*** Opening Entries shown ***

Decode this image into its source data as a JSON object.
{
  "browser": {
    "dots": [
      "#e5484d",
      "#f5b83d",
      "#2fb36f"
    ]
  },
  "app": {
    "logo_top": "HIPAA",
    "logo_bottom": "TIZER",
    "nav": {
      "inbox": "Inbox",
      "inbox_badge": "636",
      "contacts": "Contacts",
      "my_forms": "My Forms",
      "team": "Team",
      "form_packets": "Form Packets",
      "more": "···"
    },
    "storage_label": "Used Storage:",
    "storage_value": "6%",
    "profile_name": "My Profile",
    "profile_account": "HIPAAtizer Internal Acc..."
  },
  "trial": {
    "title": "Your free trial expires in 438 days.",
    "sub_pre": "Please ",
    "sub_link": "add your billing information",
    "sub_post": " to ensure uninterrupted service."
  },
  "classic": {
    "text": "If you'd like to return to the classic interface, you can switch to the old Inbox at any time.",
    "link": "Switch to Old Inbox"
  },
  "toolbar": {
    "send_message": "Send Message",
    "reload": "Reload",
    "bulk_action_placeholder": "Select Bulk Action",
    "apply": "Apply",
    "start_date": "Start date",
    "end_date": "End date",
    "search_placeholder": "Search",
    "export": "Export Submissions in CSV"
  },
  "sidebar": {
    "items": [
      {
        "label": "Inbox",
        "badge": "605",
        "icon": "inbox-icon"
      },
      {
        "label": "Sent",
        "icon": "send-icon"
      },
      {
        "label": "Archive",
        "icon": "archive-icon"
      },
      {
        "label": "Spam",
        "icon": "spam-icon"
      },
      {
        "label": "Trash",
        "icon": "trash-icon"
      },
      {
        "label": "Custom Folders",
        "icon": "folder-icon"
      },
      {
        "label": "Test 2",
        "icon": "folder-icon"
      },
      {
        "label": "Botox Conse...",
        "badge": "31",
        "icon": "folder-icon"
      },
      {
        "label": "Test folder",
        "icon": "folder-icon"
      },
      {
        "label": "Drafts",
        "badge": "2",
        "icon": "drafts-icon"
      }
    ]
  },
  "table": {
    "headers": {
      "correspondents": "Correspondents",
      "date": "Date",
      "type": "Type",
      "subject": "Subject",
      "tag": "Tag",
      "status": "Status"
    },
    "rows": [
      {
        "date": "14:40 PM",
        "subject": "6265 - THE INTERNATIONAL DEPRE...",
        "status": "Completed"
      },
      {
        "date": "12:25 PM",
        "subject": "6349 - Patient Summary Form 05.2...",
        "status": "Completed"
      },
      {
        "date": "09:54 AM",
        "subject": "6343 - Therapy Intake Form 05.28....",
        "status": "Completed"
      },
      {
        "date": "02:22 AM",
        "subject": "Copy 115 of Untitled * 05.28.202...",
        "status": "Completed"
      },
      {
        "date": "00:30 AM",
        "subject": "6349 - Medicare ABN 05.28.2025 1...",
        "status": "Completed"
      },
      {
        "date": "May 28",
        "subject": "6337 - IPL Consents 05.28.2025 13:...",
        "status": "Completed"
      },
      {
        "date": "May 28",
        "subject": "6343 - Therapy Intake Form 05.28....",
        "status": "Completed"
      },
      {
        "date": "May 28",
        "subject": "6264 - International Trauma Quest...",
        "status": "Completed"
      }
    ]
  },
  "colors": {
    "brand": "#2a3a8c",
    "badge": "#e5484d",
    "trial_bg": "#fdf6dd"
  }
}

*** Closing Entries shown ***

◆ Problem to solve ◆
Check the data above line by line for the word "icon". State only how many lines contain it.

◆ Solution to this problem ◆
10